Assignment: Report every line of the records that includes the word "description".

Dataset rows describing interfaces:
══════════════════════════════
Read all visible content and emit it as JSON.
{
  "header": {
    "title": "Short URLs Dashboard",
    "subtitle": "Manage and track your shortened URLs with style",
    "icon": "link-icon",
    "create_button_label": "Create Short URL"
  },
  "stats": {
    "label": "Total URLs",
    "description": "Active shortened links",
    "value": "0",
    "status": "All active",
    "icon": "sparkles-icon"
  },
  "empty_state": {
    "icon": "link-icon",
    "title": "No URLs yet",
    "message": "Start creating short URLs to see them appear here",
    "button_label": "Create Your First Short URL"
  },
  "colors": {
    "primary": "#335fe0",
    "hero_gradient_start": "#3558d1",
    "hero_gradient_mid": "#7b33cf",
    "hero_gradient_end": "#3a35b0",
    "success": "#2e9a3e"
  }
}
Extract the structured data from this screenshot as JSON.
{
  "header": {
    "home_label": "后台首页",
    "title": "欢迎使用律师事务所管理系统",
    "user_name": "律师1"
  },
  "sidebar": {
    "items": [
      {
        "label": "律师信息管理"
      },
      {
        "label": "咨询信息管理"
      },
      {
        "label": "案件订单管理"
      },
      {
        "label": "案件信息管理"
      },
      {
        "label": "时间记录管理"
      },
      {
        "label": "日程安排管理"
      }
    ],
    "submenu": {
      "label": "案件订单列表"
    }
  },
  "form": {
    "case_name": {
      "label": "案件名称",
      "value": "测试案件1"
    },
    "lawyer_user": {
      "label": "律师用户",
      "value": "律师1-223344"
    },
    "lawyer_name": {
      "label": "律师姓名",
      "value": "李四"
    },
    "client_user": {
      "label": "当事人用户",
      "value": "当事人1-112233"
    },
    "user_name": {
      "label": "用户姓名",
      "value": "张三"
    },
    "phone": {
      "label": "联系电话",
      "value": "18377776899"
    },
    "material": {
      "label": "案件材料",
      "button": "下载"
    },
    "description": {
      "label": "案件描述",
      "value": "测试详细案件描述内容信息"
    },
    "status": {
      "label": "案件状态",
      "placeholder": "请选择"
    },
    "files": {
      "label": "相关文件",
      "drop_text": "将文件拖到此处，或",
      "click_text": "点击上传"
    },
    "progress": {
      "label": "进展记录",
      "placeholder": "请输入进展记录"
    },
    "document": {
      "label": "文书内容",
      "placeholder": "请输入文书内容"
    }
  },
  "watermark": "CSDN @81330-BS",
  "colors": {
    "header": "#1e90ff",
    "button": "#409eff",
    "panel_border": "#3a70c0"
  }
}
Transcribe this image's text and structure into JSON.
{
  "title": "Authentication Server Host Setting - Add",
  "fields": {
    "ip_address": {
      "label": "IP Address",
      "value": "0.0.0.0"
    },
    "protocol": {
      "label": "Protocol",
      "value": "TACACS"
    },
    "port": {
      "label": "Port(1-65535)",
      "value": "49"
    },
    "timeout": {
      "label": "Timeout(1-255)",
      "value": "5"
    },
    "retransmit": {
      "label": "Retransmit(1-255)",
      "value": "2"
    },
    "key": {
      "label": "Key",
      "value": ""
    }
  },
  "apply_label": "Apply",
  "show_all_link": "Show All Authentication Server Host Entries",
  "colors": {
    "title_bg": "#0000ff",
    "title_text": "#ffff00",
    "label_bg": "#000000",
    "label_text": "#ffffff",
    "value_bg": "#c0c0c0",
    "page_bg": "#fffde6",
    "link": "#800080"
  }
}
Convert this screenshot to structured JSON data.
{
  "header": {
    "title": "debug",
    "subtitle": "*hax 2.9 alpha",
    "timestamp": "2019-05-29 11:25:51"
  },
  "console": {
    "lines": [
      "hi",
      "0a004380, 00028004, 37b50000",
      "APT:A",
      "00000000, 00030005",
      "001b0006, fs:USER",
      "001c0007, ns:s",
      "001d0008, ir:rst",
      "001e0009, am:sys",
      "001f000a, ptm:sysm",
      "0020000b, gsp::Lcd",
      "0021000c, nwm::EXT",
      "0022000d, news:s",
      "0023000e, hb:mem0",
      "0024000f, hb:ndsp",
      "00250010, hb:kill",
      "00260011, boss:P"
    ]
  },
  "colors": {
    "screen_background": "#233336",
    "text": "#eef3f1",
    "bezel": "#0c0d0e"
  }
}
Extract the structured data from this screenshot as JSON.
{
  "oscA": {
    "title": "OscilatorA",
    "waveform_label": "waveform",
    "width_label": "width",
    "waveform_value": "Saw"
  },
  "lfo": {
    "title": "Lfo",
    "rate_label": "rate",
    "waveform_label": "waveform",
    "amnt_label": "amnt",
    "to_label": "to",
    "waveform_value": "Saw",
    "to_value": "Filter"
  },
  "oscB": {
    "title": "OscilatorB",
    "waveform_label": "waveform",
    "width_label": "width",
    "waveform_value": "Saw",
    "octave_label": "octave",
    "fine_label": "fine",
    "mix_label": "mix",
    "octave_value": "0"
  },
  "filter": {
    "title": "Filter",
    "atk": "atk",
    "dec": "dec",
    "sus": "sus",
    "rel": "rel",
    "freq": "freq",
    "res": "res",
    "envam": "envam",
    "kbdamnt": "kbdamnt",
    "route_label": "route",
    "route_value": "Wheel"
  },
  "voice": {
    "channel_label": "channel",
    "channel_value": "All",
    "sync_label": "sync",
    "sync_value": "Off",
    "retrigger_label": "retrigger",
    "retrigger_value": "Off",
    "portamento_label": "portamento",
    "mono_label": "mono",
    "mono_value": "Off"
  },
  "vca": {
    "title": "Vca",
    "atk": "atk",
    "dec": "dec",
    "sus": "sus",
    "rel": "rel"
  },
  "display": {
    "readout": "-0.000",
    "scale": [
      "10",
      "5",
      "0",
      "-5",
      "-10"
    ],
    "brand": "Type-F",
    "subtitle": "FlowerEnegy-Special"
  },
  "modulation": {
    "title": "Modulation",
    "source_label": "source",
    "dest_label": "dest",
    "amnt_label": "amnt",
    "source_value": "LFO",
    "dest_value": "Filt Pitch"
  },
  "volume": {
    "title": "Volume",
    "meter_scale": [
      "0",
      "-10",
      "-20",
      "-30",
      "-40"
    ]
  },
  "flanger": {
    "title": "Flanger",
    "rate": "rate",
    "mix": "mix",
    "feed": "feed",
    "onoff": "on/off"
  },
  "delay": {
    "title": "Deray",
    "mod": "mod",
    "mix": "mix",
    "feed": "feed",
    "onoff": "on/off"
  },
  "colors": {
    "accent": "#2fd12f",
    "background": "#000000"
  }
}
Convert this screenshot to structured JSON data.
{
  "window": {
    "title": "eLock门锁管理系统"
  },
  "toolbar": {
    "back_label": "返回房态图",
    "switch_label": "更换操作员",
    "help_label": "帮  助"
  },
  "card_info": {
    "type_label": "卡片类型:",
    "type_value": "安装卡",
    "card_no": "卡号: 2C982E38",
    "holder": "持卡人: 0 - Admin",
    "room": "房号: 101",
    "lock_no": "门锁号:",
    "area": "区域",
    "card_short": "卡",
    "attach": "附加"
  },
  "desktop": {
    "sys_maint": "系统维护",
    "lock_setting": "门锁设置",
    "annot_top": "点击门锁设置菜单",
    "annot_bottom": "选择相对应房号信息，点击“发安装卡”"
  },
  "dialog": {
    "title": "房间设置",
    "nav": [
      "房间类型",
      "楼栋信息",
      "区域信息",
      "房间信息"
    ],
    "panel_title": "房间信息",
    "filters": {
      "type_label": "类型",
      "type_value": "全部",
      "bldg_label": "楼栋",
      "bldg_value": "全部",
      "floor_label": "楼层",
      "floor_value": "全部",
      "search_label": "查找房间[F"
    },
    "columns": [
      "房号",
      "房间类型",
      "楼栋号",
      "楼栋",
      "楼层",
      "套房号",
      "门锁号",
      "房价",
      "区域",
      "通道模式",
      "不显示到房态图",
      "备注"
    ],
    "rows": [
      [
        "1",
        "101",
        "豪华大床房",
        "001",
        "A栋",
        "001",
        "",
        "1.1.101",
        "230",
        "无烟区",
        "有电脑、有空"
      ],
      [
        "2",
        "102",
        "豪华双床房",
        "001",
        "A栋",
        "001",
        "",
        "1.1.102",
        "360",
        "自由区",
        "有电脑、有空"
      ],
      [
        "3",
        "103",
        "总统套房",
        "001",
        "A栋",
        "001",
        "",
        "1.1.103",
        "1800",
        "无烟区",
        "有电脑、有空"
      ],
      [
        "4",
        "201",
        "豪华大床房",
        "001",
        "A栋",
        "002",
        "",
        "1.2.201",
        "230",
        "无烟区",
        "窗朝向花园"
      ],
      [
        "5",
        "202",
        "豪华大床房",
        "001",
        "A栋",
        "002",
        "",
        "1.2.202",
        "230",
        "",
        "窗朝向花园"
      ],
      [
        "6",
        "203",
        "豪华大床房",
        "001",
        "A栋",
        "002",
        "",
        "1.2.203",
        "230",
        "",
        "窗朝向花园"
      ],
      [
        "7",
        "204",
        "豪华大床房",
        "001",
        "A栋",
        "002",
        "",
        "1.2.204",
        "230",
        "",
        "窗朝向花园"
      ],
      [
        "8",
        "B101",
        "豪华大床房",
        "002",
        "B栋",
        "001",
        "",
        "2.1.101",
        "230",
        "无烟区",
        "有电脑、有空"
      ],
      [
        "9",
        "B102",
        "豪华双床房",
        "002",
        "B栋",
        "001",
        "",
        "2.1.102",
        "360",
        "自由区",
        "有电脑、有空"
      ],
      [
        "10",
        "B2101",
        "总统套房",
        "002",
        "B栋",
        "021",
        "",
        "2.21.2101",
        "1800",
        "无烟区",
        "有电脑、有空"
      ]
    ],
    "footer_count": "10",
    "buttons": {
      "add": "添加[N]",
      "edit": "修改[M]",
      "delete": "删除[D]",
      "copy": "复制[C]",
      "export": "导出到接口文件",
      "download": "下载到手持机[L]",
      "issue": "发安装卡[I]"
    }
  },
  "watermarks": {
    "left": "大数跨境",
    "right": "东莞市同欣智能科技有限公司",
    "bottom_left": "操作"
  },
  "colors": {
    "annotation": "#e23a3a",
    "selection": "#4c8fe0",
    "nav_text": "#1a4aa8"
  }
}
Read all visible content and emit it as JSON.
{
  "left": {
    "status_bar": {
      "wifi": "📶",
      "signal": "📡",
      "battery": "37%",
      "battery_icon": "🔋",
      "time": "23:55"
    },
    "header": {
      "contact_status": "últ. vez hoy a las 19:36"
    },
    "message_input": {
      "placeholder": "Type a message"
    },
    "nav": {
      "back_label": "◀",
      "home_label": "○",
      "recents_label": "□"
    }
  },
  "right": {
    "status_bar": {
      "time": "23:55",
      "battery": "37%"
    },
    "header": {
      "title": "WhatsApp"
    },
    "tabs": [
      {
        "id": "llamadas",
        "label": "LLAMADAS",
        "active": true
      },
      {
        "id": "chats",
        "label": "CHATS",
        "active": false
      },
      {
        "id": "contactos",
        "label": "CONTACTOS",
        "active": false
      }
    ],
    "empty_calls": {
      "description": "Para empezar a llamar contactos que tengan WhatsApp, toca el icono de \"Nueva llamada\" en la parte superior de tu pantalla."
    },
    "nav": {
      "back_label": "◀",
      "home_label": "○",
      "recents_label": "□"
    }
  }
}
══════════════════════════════
Solution for this exercise:
    "description": "Active shortened links",
    "description": {
      "description": "Para empezar a llamar contactos que tengan WhatsApp, toca el icono de \"Nueva llamada\" en la parte superior de tu pantalla."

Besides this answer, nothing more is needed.